[Interface dataset entries]
• • •
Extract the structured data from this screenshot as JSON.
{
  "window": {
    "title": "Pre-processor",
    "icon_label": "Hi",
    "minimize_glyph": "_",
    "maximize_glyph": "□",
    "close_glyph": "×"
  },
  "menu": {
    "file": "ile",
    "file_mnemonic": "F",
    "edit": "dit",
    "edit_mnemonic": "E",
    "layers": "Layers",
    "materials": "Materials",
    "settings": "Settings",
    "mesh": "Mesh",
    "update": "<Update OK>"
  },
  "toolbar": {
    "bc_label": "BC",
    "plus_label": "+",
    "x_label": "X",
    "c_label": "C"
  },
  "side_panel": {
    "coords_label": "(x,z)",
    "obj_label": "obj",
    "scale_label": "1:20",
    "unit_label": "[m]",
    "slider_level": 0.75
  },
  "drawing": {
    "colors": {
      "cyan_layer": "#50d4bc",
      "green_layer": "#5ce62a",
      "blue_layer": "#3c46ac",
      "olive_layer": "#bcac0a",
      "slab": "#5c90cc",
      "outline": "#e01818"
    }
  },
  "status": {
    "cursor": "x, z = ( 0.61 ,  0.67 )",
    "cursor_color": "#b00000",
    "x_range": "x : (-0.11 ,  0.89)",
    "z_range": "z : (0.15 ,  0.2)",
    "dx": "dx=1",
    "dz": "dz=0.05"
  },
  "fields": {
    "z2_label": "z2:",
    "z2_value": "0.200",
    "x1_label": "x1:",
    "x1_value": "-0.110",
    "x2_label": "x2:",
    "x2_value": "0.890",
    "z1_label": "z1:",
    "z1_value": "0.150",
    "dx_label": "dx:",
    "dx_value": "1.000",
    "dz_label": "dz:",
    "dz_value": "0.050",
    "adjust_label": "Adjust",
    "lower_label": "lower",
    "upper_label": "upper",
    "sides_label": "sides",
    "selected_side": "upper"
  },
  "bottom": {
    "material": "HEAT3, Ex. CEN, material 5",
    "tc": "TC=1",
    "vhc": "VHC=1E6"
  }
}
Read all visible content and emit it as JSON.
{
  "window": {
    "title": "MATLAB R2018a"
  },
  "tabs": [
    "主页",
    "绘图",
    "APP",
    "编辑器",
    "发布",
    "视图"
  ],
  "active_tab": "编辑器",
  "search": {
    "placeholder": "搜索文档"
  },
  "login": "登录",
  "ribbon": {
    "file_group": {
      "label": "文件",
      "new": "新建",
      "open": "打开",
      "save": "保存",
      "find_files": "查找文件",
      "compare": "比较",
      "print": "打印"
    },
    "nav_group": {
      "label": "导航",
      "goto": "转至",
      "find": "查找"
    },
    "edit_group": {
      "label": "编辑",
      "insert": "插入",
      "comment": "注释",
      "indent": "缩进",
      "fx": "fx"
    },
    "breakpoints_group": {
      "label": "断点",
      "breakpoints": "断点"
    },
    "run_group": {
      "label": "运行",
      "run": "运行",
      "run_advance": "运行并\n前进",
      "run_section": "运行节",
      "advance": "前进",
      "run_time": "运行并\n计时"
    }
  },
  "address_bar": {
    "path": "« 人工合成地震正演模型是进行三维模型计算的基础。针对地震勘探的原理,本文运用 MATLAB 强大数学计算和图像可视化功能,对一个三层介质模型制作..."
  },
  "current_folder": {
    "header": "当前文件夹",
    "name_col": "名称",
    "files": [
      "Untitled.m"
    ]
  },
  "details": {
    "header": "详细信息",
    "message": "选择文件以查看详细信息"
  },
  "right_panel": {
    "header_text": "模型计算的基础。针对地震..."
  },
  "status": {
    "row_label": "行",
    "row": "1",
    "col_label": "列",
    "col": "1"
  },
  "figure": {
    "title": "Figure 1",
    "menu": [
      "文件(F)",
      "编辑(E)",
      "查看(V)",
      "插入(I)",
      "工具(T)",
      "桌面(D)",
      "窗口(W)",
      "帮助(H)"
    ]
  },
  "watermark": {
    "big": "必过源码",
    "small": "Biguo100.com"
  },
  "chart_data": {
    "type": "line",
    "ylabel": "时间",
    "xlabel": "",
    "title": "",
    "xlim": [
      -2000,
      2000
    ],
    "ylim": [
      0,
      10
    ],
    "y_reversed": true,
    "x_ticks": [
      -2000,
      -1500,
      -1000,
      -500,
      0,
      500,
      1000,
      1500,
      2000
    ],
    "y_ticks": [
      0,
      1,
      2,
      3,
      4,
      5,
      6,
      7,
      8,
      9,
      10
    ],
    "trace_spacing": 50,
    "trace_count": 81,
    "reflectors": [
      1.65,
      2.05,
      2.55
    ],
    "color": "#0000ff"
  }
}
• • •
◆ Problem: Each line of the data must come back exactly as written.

◆ Reply:
Extract the structured data from this screenshot as JSON.
{
  "window": {
    "title": "Pre-processor",
    "icon_label": "Hi",
    "minimize_glyph": "_",
    "maximize_glyph": "□",
    "close_glyph": "×"
  },
  "menu": {
    "file": "ile",
    "file_mnemonic": "F",
    "edit": "dit",
    "edit_mnemonic": "E",
    "layers": "Layers",
    "materials": "Materials",
    "settings": "Settings",
    "mesh": "Mesh",
    "update": "<Update OK>"
  },
  "toolbar": {
    "bc_label": "BC",
    "plus_label": "+",
    "x_label": "X",
    "c_label": "C"
  },
  "side_panel": {
    "coords_label": "(x,z)",
    "obj_label": "obj",
    "scale_label": "1:20",
    "unit_label": "[m]",
    "slider_level": 0.75
  },
  "drawing": {
    "colors": {
      "cyan_layer": "#50d4bc",
      "green_layer": "#5ce62a",
      "blue_layer": "#3c46ac",
      "olive_layer": "#bcac0a",
      "slab": "#5c90cc",
      "outline": "#e01818"
    }
  },
  "status": {
    "cursor": "x, z = ( 0.61 ,  0.67 )",
    "cursor_color": "#b00000",
    "x_range": "x : (-0.11 ,  0.89)",
    "z_range": "z : (0.15 ,  0.2)",
    "dx": "dx=1",
    "dz": "dz=0.05"
  },
  "fields": {
    "z2_label": "z2:",
    "z2_value": "0.200",
    "x1_label": "x1:",
    "x1_value": "-0.110",
    "x2_label": "x2:",
    "x2_value": "0.890",
    "z1_label": "z1:",
    "z1_value": "0.150",
    "dx_label": "dx:",
    "dx_value": "1.000",
    "dz_label": "dz:",
    "dz_value": "0.050",
    "adjust_label": "Adjust",
    "lower_label": "lower",
    "upper_label": "upper",
    "sides_label": "sides",
    "selected_side": "upper"
  },
  "bottom": {
    "material": "HEAT3, Ex. CEN, material 5",
    "tc": "TC=1",
    "vhc": "VHC=1E6"
  }
}
Read all visible content and emit it as JSON.
{
  "window": {
    "title": "MATLAB R2018a"
  },
  "tabs": [
    "主页",
    "绘图",
    "APP",
    "编辑器",
    "发布",
    "视图"
  ],
  "active_tab": "编辑器",
  "search": {
    "placeholder": "搜索文档"
  },
  "login": "登录",
  "ribbon": {
    "file_group": {
      "label": "文件",
      "new": "新建",
      "open": "打开",
      "save": "保存",
      "find_files": "查找文件",
      "compare": "比较",
      "print": "打印"
    },
    "nav_group": {
      "label": "导航",
      "goto": "转至",
      "find": "查找"
    },
    "edit_group": {
      "label": "编辑",
      "insert": "插入",
      "comment": "注释",
      "indent": "缩进",
      "fx": "fx"
    },
    "breakpoints_group": {
      "label": "断点",
      "breakpoints": "断点"
    },
    "run_group": {
      "label": "运行",
      "run": "运行",
      "run_advance": "运行并\n前进",
      "run_section": "运行节",
      "advance": "前进",
      "run_time": "运行并\n计时"
    }
  },
  "address_bar": {
    "path": "« 人工合成地震正演模型是进行三维模型计算的基础。针对地震勘探的原理,本文运用 MATLAB 强大数学计算和图像可视化功能,对一个三层介质模型制作..."
  },
  "current_folder": {
    "header": "当前文件夹",
    "name_col": "名称",
    "files": [
      "Untitled.m"
    ]
  },
  "details": {
    "header": "详细信息",
    "message": "选择文件以查看详细信息"
  },
  "right_panel": {
    "header_text": "模型计算的基础。针对地震..."
  },
  "status": {
    "row_label": "行",
    "row": "1",
    "col_label": "列",
    "col": "1"
  },
  "figure": {
    "title": "Figure 1",
    "menu": [
      "文件(F)",
      "编辑(E)",
      "查看(V)",
      "插入(I)",
      "工具(T)",
      "桌面(D)",
      "窗口(W)",
      "帮助(H)"
    ]
  },
  "watermark": {
    "big": "必过源码",
    "small": "Biguo100.com"
  },
  "chart_data": {
    "type": "line",
    "ylabel": "时间",
    "xlabel": "",
    "title": "",
    "xlim": [
      -2000,
      2000
    ],
    "ylim": [
      0,
      10
    ],
    "y_reversed": true,
    "x_ticks": [
      -2000,
      -1500,
      -1000,
      -500,
      0,
      500,
      1000,
      1500,
      2000
    ],
    "y_ticks": [
      0,
      1,
      2,
      3,
      4,
      5,
      6,
      7,
      8,
      9,
      10
    ],
    "trace_spacing": 50,
    "trace_count": 81,
    "reflectors": [
      1.65,
      2.05,
      2.55
    ],
    "color": "#0000ff"
  }
}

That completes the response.